##### The data

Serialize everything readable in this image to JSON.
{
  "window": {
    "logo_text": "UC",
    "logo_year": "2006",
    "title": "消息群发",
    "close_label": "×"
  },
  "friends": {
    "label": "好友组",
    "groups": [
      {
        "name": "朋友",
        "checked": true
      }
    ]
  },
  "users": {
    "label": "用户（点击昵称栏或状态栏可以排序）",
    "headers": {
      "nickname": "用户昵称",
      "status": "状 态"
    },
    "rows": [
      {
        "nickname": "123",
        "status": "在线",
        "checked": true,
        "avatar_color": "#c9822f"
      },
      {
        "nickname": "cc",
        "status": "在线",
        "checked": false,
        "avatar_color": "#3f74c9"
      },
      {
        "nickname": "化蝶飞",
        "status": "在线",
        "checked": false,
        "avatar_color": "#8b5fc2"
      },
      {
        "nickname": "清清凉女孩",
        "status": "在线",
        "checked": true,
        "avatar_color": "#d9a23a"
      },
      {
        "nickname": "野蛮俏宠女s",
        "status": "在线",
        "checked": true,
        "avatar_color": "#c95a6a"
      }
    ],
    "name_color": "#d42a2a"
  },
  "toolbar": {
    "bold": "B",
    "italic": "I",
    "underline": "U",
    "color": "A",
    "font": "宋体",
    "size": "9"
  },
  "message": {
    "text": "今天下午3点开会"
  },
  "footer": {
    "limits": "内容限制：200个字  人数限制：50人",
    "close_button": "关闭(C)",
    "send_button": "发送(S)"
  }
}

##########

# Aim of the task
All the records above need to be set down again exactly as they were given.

# Response to the task
Serialize everything readable in this image to JSON.
{
  "window": {
    "logo_text": "UC",
    "logo_year": "2006",
    "title": "消息群发",
    "close_label": "×"
  },
  "friends": {
    "label": "好友组",
    "groups": [
      {
        "name": "朋友",
        "checked": true
      }
    ]
  },
  "users": {
    "label": "用户（点击昵称栏或状态栏可以排序）",
    "headers": {
      "nickname": "用户昵称",
      "status": "状 态"
    },
    "rows": [
      {
        "nickname": "123",
        "status": "在线",
        "checked": true,
        "avatar_color": "#c9822f"
      },
      {
        "nickname": "cc",
        "status": "在线",
        "checked": false,
        "avatar_color": "#3f74c9"
      },
      {
        "nickname": "化蝶飞",
        "status": "在线",
        "checked": false,
        "avatar_color": "#8b5fc2"
      },
      {
        "nickname": "清清凉女孩",
        "status": "在线",
        "checked": true,
        "avatar_color": "#d9a23a"
      },
      {
        "nickname": "野蛮俏宠女s",
        "status": "在线",
        "checked": true,
        "avatar_color": "#c95a6a"
      }
    ],
    "name_color": "#d42a2a"
  },
  "toolbar": {
    "bold": "B",
    "italic": "I",
    "underline": "U",
    "color": "A",
    "font": "宋体",
    "size": "9"
  },
  "message": {
    "text": "今天下午3点开会"
  },
  "footer": {
    "limits": "内容限制：200个字  人数限制：50人",
    "close_button": "关闭(C)",
    "send_button": "发送(S)"
  }
}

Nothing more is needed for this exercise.